- **Problem statement**
Pick out every line of the entries below where "this" occurs, and copy those lines.

*** Source material ***

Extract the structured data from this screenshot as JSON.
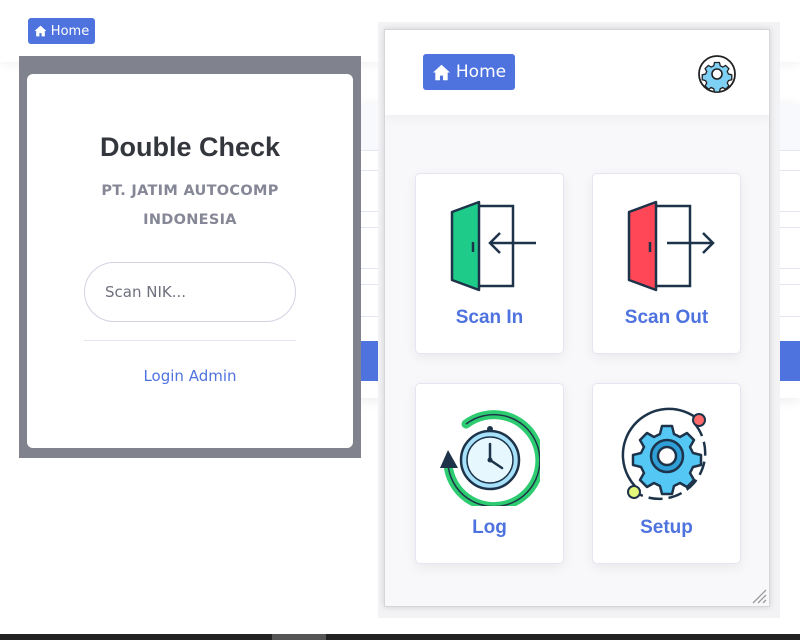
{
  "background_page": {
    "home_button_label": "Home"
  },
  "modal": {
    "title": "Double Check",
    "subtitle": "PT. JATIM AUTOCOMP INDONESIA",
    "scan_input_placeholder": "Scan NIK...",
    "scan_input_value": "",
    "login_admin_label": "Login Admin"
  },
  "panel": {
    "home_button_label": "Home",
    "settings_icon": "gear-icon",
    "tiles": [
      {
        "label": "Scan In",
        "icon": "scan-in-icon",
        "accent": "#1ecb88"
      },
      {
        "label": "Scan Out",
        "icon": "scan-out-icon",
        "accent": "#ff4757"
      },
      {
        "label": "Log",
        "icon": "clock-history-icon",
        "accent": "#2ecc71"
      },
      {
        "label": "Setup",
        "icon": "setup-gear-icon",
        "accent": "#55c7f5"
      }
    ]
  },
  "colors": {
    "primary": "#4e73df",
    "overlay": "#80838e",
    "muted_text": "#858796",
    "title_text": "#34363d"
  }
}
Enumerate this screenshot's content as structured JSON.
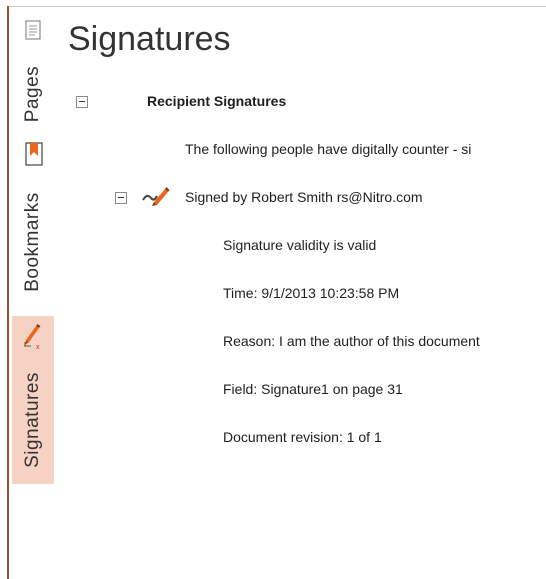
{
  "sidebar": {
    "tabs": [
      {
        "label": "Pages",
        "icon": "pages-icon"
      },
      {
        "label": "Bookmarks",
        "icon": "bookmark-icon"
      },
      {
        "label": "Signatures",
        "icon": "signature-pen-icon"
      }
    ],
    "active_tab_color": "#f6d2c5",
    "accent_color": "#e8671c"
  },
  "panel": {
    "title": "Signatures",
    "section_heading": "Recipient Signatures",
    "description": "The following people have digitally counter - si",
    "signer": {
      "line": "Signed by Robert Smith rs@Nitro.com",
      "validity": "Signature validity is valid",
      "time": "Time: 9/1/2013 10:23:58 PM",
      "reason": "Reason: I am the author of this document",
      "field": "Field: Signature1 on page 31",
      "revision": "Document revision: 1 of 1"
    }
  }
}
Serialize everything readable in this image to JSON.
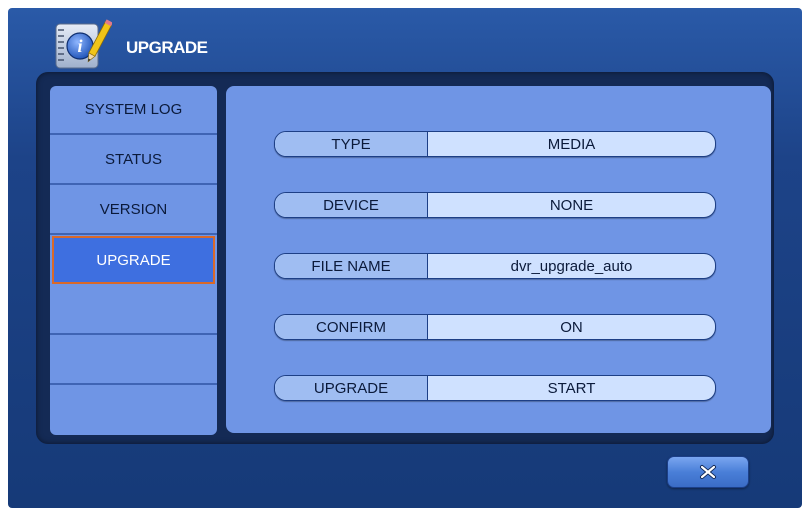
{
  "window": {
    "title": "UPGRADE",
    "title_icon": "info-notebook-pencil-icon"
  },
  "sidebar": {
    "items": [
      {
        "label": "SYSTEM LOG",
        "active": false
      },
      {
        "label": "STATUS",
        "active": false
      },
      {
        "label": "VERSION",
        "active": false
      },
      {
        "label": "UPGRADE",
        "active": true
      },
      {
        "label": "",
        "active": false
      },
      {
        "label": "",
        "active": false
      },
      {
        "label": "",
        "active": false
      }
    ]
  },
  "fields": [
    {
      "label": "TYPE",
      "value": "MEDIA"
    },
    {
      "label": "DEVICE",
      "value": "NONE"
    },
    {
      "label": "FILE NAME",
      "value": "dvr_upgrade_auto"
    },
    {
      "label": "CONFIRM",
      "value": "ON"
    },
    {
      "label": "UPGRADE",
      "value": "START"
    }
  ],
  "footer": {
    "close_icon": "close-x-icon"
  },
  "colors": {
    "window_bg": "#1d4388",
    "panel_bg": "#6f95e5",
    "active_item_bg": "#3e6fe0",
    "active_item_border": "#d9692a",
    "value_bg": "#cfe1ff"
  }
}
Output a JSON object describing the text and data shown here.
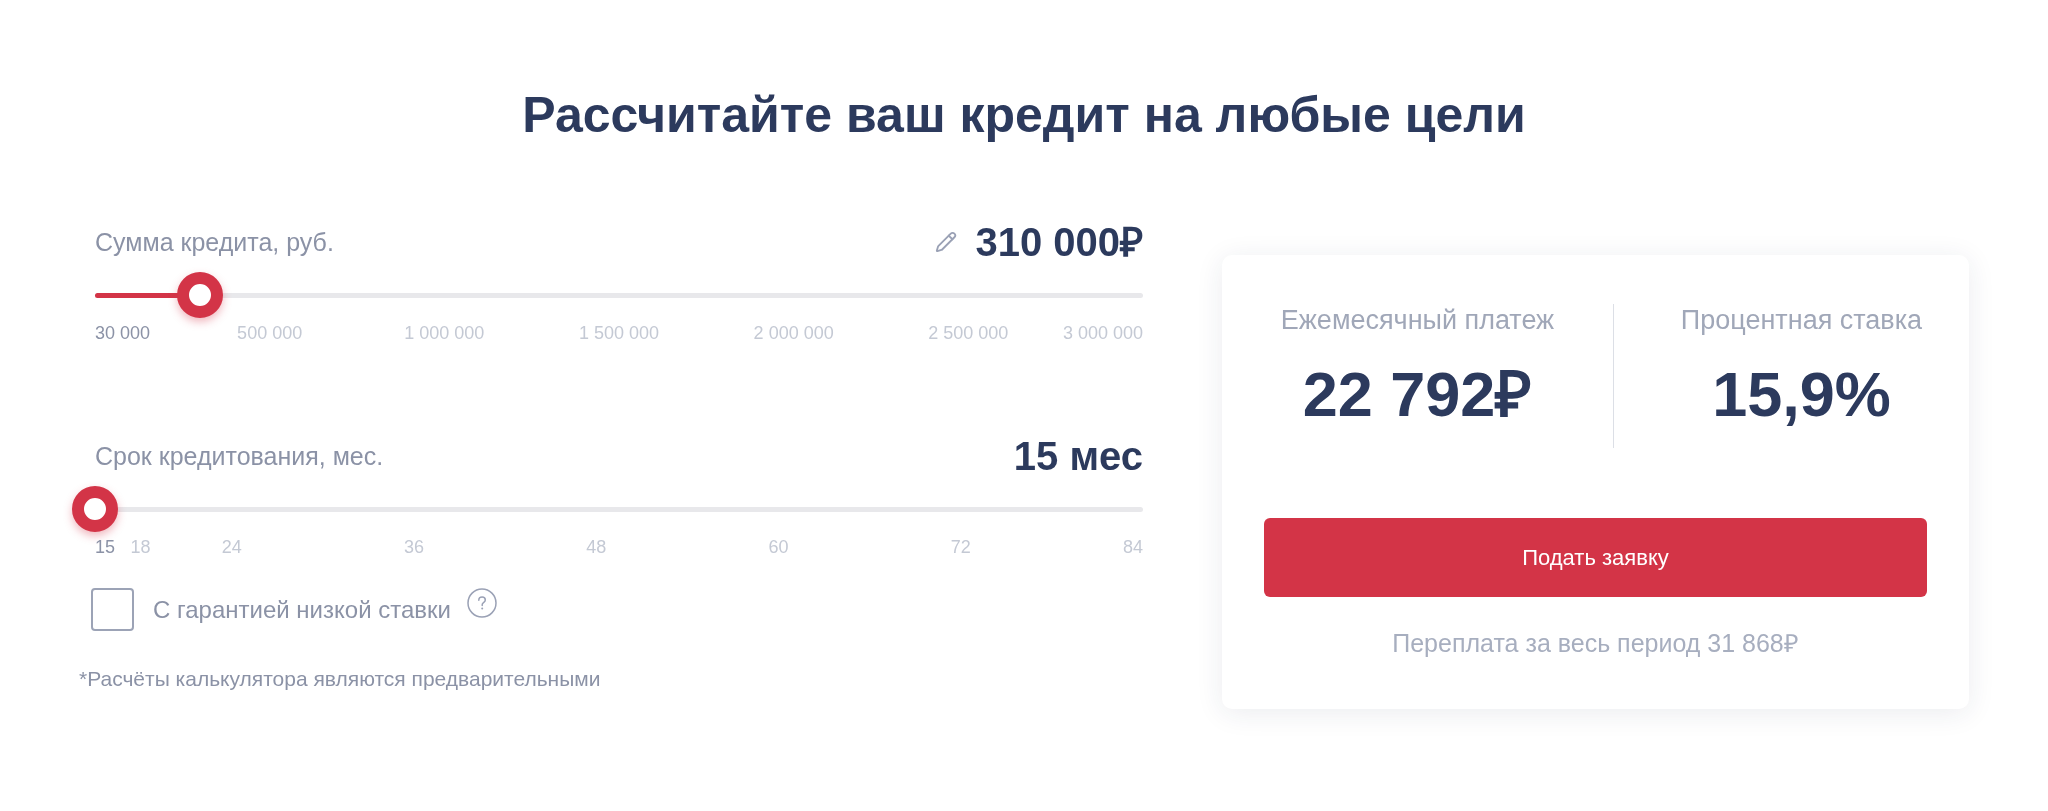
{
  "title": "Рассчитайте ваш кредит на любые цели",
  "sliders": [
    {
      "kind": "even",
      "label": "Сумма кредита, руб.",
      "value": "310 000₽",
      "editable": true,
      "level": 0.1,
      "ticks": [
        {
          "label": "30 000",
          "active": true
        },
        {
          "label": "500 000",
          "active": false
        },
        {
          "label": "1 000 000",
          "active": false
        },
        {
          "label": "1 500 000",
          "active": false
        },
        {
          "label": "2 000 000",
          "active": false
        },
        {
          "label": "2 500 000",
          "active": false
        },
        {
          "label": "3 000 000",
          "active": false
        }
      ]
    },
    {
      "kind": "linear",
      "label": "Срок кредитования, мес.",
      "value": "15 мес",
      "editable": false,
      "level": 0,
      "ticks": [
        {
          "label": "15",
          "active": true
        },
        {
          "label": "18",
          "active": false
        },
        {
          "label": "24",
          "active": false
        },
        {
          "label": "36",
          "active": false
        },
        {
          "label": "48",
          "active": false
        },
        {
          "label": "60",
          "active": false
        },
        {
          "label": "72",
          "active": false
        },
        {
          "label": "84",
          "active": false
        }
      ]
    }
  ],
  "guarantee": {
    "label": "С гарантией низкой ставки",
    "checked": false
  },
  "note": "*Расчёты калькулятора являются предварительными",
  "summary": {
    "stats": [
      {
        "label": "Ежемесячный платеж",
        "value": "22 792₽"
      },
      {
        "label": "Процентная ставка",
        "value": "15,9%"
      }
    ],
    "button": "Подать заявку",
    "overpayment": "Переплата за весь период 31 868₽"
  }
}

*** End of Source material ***

- **Your solution**
Extract the structured data from this screenshot as JSON.
Enumerate this screenshot's content as structured JSON.
      "reason": "Reason: I am the author of this document",
Serialize everything readable in this image to JSON.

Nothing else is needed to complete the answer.